In the Arhadelphia Milling Company case the instruction was as follows: “You are instructed that if you believe from the evidence that W. L. Campbell was the foreman and agent of A. O. Campbell in the construction of Henderson-Brown College and acting as such agent purchased the necessary material for Henderson-Brown College, this fact alone is not sufficient evidence that he had any authority to enter into a contract binding A. O. Campbell, to build a warehouse for the plaintiff as payment for any material purchased.”

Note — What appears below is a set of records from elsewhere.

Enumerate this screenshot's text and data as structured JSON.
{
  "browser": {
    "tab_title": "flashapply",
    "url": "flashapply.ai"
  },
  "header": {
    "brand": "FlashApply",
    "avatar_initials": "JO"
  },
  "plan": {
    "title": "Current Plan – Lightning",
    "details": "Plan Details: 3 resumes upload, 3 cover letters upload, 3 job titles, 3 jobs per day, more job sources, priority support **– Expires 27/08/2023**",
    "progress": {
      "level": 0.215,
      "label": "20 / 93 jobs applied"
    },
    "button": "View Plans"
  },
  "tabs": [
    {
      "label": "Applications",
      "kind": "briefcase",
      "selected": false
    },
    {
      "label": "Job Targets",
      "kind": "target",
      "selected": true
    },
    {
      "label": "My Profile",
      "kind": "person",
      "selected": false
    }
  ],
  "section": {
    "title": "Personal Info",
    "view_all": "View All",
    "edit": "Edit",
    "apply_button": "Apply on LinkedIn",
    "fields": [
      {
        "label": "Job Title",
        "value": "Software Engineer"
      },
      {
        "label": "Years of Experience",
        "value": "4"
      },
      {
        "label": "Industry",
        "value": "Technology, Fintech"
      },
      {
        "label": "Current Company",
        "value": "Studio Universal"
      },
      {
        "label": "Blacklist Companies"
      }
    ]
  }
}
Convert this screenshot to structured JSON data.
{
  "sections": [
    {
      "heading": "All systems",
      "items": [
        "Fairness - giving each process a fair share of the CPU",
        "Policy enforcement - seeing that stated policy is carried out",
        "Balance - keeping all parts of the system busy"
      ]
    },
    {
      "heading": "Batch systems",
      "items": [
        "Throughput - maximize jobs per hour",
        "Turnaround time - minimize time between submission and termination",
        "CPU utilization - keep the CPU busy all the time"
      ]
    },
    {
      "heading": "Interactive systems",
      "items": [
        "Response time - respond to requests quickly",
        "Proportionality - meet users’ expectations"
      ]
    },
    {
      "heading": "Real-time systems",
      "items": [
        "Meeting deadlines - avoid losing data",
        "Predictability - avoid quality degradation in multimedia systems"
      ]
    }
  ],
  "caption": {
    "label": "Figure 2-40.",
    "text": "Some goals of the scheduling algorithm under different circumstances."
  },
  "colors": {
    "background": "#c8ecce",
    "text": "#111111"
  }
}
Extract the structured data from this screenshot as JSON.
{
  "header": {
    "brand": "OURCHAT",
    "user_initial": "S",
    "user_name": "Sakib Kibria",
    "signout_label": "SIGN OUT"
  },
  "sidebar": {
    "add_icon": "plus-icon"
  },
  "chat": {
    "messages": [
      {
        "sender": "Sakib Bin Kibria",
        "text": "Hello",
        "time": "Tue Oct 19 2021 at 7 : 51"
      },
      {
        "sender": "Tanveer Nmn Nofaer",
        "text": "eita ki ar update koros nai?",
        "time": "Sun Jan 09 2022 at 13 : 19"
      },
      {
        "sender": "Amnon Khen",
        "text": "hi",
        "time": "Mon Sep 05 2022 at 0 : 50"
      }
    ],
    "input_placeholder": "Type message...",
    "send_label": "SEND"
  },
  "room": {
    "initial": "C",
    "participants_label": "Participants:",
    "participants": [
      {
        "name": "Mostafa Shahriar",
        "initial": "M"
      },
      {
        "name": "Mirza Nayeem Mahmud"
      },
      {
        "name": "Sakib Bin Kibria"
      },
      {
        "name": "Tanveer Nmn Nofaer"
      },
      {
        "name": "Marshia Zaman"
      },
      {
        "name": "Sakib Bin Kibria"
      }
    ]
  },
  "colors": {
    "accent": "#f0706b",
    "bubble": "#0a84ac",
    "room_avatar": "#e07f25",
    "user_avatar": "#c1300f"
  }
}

However, the facts in the Arhadelphia Milling Company case are clearly distinguishable from the facts in the instant case. In that case the Arhadelphia Milling-Company sued A. O. Campbell upon a contract which was executed between it and W. L. Campbell, claiming that W. L. Campbell was the agent of A. 0. Campbell. There Avas no evidence AAdiatsoeA^er that A. 0. Campbell authorized W. L. Campbell to enter into the. contract. In this case they attempted to fix liability on A. 0. Campbell by reason of the fact and on the theory that W. L. Campbell had been acting as agent for him in another matter. No one testified that there Avas any contract or agreement between A. 0. Campbell, the defendant, and the plaintiff, Arhadelphia Milling Company. Hence the court no doubt thought it aauis proper to incor*998porate in the instruction the fact that W. L. Campbell was foreman and agent of A. 0. Campbell in the construction of Henderson-Brown College and acting as such agent purchased the necessary material for Henderson-Brown College, was not alone sufficient evidence that he had any authority to enter into a contract binding A. 0. Campbell to build a warehouse for the plaintiff. Doubtless this instruction was given because there was absolutely no evidence of direct authorization from A. 0, Campbell to W. L. Campbell to enter into this contract with the Arkadelphia Milling Company, and the fact that W. L. Campbell had been the agent of A. 0. Campbell in another matter, was a circumstance which needed explanation.
On the other hand, in the instant case, the appellant testified positively and unequivocally that he did have a contract with the appellee which entitled him to the disability benefits. No contention was made by the appéllant in the instant case that the fact that the appellee paid and caused to be paid to the appellant the disability benefits for a period of 18 months, standing alone, was sufficient to establish liability. However, the appellant contended that the fact that such payments were made was a strong circumstance in corroboration of his direct testimony. The fact that disability benefits had been paid to appellant was only a circumstance, but the- appellant contends that it was a strong circumstance to show that the appellant and the appellee did have such a contract.
If the payment of benefits for 18 months had been the only fact in evidence, then it would have been proper for the court to say as a matter of law that no contract had been proved. Since there was direct testimony as to the existence of a contract, and as there were other facts and circumstances, the court should not have singled out this one circumstance.
■ Having reached the conclusion that the giving of instruction No. 4 at the request of appellee under the facts and circumstances in this case, and over the specific objection and exception of the appellant was preju*999dicial error, tlie judgment is accordingly reversed, and the cause remanded for a new trial.
Grieein Smith, C. J., Mehafey and McHaney, JJv dissent.